  6. 69Dawg

    That we are having a problem with our offensive line should not be a surprise to any one. Maybe Coach Friend is just telling it like it is. In the past we have been told the offensive line was a strength only to find out later it was the weakness,

    It would seem we have an offensive line of good ole boys, that are not motivated or mean enough to be lineman in the SEC, Our 5 star LT seems to have been out of position for two years. His comments about not being able to adjust to RT might have been the reason that on some plays last year he looked more like a matador than a football player. Lord knows UGA has been known to put players in the wrong positions over and over. This get the 5 best lineman on the field crap needs to stop. If a guy is a guard play him at guard and stop all the rotation. It does not work on the offensive line. These guys don’t know from day to day what position they are playing.

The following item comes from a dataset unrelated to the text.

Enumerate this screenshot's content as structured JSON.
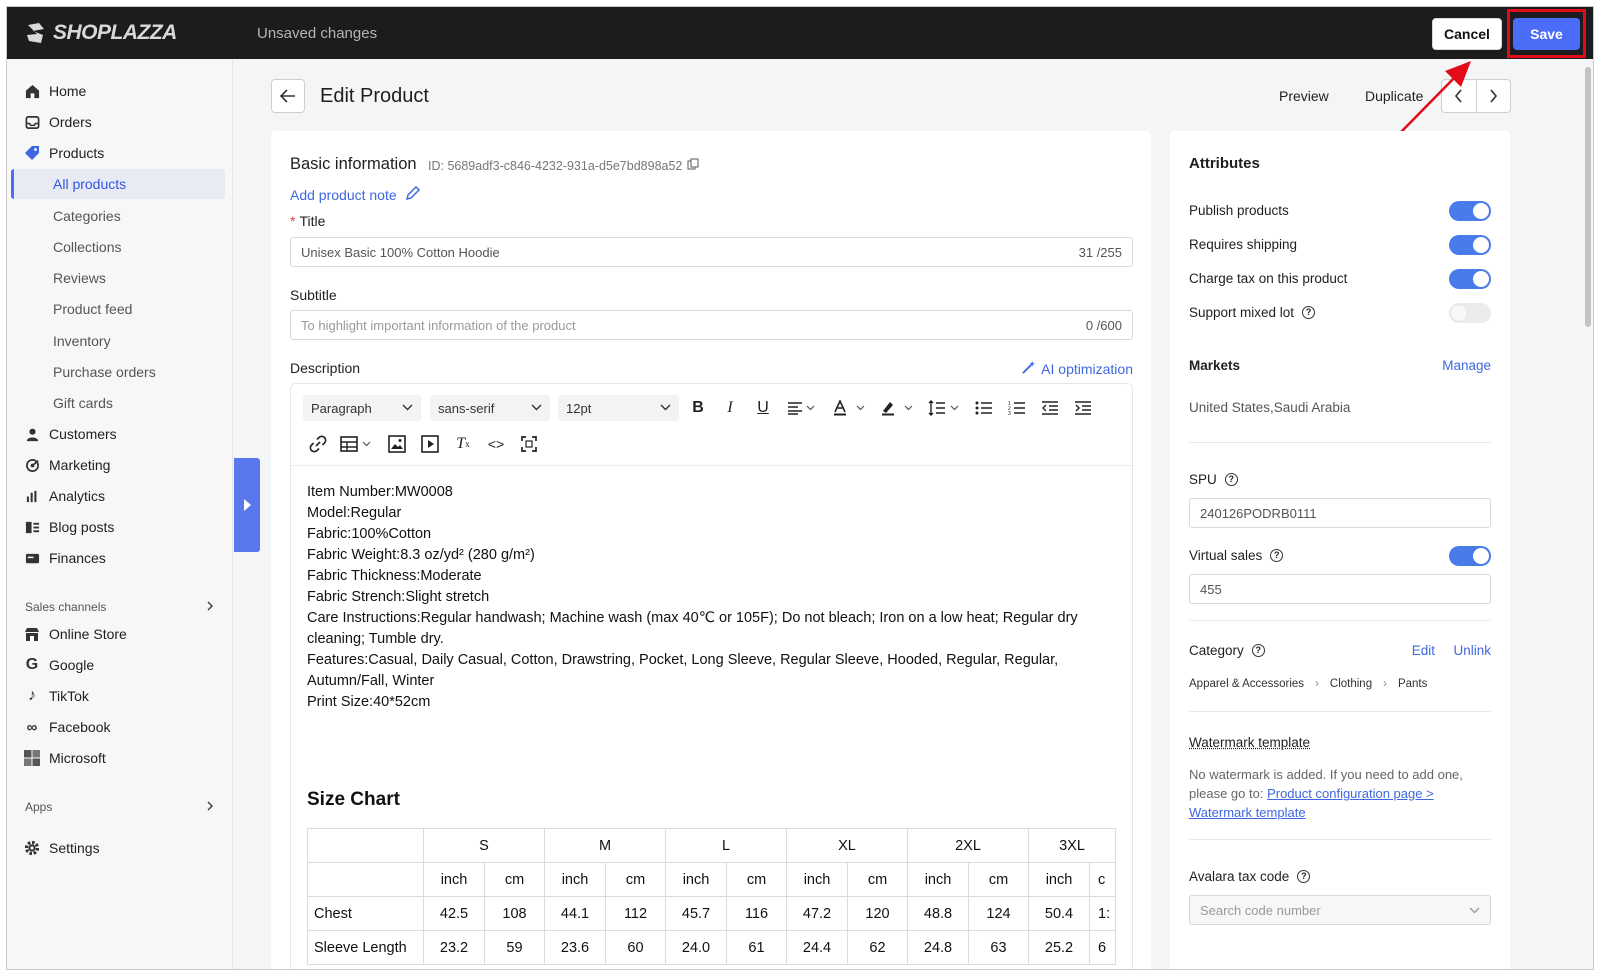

    • Hackerdog

      The best lineman plays at LT. Not the freshman who was a stud in high school, but can’t beat out a converted guard.

    • dudetheplayer

      If you’re a lousy RT, you’re sure as shit not going to succeed at LT.

  7. Death, taxes, and the offensive line at Georgia being shaky. These are all inevitable truths of life. :)

  8. JasonC

    It’s always the OL. Every season, whether it’s predicted to be a weakness or especially if it’s predicted to be a strength, is always a concern.

    I’m not sure who’s to blame, but like others said, it’s probably a mix. We’ve had a couple of high-profile guys ‘stolen’ from us at signing day and some injuries, but we can’t get it where it needs to be. And what concerns me is that this is a great year for OL in state and most of them are looking to go elsewhere. But we’ll see.

  9. Bright Idea

    Is it recruiting misses, development, motivation, or coaching? I believe a combination of all 4. If LT is the strength right now we’re in trouble.

  10. Skeptic Dawg

    I fully expect both tackle spots to be a weakness this season as well. Theus nor Houston have shown the ability to play LT or RT. In an odd twist of events, this squad may be forced to win games defensively. If that’s the case, 2014 may be rough.